Sir John Tavener was the first and only classical composer ever signed to Apple Records. Like every other artist on the ill-fated label (save The Beatles themselves), his tenure would be brief. But young John Tavener fared better than many of his fellow Apple artists. He even managed to get a second album out before the label imploded.
The Beatles acted as Apple’s A & R department for a short time, and they all had pet projects. Paul was working closely with Badfinger, George was busy producing Jackie Lomax, and John was focused on Yoko. Ringo needed something to do, too, so he found a prospect of his own. By signing John Tavener to the label, Ringo inadvertantly became the Beatle who brought high culture to Apple.
Ringo’s appreciation of Tavener’s music must have been sincere. A few years after the dust had settled in the Apple business, Ringo started RingO Records. His first order of business was to re-release The Whale, Tavener’s Apple debut.
In 1968, there was no “Sir” appended to John Tavener’s name. He was just trying to get noticed with The Whale, his musical version of the Old Testament story of Jonah and the whale. The premiere was at the landmark debut of the London Sinfonietta, a huge event which helped to put him on the cultural map.
Using the same musicians who had performed it onstage, Tavener entered the studios to record The Whale. Apparently it sold well, because in 1971 Apple released Tavener’s second album, Celtic Requiem. The two albums went out of print when Apple folded, and would be unavailable for the next 40 years. Capitol EMI are now reissuing these long-lost recordings on CD, for the first time ever.
The Whale and Celtic Requiem have been combined on one disc, which
is nice. The eight-part composition “The Whale” comes first. The piece is considered a dramatic cantata, a form similar to light opera. The story is told through music and song, but not at the intense level of a full production like The Ring.
Celtic Requiem is important because it is the first Tavener album to be devoted exclusively to religious compositions, which would dominate his work in later years. It is the music he is most identified with as a composer, and the work that lead to his knighthood, in 2000.
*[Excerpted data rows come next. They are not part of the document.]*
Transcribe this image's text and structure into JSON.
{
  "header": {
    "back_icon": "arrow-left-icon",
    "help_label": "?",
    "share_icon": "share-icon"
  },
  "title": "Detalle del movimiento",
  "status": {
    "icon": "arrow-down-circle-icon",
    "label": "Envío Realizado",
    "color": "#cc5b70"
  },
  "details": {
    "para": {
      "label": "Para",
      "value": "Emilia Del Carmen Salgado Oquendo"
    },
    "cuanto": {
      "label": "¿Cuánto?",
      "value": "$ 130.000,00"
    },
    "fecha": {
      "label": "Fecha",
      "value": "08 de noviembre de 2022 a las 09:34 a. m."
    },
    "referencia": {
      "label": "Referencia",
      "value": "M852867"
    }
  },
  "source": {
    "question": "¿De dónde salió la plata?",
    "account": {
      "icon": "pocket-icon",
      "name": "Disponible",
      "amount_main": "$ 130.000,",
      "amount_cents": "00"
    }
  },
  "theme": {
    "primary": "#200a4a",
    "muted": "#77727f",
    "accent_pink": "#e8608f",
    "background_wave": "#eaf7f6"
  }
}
Celtic Requiem’s title piece is a three-part, 22-minute exploration of deep emotion. The remaining two tracks are “Nomine Jesu,” and “Coplas.” Both are solemn, mysterious, even frightening at times. The intent seems to be to evoke thoughts of the hereafter and the glories of the deities.
Releasing the music of John Tavener to a public who were expecting something more in line with the Top 40 was a huge risk for Apple. Sir John Tavener’s fame, fortune, and knighthood came to him many years later, but it says a lot that a musician of his caliber was discovered and nurtured by The Beatles.
His compositions remain as powerful as they were forty years ago. Good music never gets old, and if you enjoy original compositions, this disc is worth looking into.